- Organizational Standards and Conventions
- Putting the "Engineering" in Software Engineering
- Working with Logging and Tracing
- Project and Packaging File Structure
- Unit Testing Requirements
- Code Completion and Review Process Requirements
- Communicating the Vision the Wiki Way
- Links to developerWorks Articles
Project and Packaging File Structure
Some basic guidelines for packaging structure are necessary for ensuring consistency across multiple applications and projects within the organization. Without these initial guidelines, everyone will do his or her own thing. Deployment teams within large organizations indicate that often every single application has its own deployment quirks because the teams all took different approaches to packaging.
Actually listing out the directory structure for how applications will be packaged within your environments might be useful. This list would include JAR, WAR, and EAR files to ensure a standard for everyone to follow. In addition, be sure to document specific requirements; for example, the location of JSP files within the Web Archive. The following are some guidelines for project packaging:
- JSP files should reside in a folder that maintains the package naming structure of the application.
- JSP folders should reside within the WEB-INF folder in the WAR file for security purposes.
- The EJB JAR modules and Web WAR modules comprising an application should be packaged together in the same EAR module.
- Utility classes used by a single Web module should be placed within its WEB-INF/lib folder.
- Utility classes used by multiple modules within an application should be placed at the root of the EAR file.
- Utility classes used by multiple applications can be placed on a directory referenced via a shared library definition.
Many teams are looking for additional guidance in how to design applications for proper packaging. I recommend looking to the development team to see how they are doing things now, and how they can be changed for the better. The more you involve the people who actually perform this function the better off your projects will be.
Using External Libraries
The use of third-party and open source libraries must be handled a little differently from other standards within your organization. The main challenge is that trying to guess at all the requirements your development teams may encounter is simply too hard. As such listing all the libraries they may need is difficult. The two schools of thought on the matter are as follow:
- Option 1: Let the application developers package their third-party libraries within the archive file for deployment.
- Option 2: Try to build out shared libraries that everyone can use and depend on.
The reality is probably somewhere in the middle, but personally I like to know what the developers are using and why, even if it does end up packaged in a WAR or EAR file. Logging APIs is a perfect example. Without a little oversight more logging libraries and copies of the same set of libraries will sneak into your system, causing you to lose the control you so nicely put in place earlier in this chapter and possibly causing unexpected class loading conflicts.
One cause of this proliferation of libraries may be the developers’ lack of knowledge or misunderstanding of what features are already available either through WebSphere itself or currently deployed shared libraries within the system.
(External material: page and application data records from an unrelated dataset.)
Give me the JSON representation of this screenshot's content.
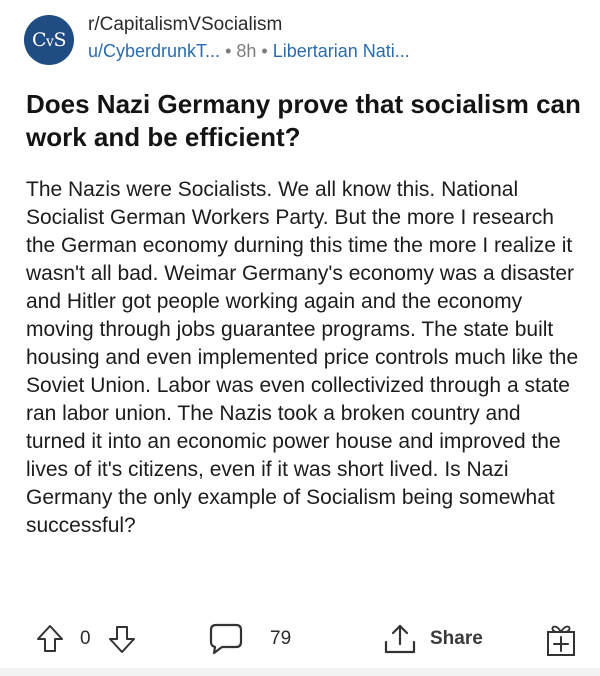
{
  "post": {
    "avatar_text": "CVS",
    "subreddit": "r/CapitalismVSocialism",
    "author": "u/CyberdrunkT...",
    "age": "8h",
    "flair": "Libertarian Nati...",
    "title": "Does Nazi Germany prove that socialism can work and be efficient?",
    "body": "The Nazis were Socialists. We all know this. National Socialist German Workers Party. But the more I research the German economy durning this time the more I realize it wasn't all bad. Weimar Germany's economy was a disaster and Hitler got people working again and the economy moving through jobs guarantee programs. The state built housing and even implemented price controls much like the Soviet Union. Labor was even collectivized through a state ran labor union. The Nazis took a broken country and turned it into an economic power house and improved the lives of it's citizens, even if it was short lived. Is Nazi Germany the only example of Socialism being somewhat successful?"
  },
  "actions": {
    "vote_count": "0",
    "comment_count": "79",
    "share_label": "Share",
    "icons": [
      "upvote-arrow-icon",
      "downvote-arrow-icon",
      "comment-bubble-icon",
      "share-icon",
      "award-gift-icon"
    ]
  },
  "colors": {
    "avatar_bg": "#1f4c82",
    "link_blue": "#2a6bb0",
    "muted_gray": "#7c7c7c"
  }
}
WebSphere shared libraries (see Figure 2.4) help reduce the number of libraries within a system by allowing multiple applications to use them.
Figure 2.4 WebSphere shared libraries
Versions of specific libraries should be standardized once they are used within the system. You don’t need every team using a different version of some function. Occasionally, a team may need to use a specific version of an API, but it is probably not the case for all your teams. Special approval can be made on a case-by-case basis to package a particular version with the application if necessary. The key point is to be aware of what libraries are being used by your applications. Understand and document what is being used and why, so you are not surprised when problems occur.
When a team makes a request to use a library, the architecture or governance team should be ready to respond quickly. Development teams do not have time to waste—time is of the essence. Remember you are there to serve the development team, not the other way around, so a quick response, discussion, or approval will ensure that the next request follows the same channels and the development team does not try and circumvent the system.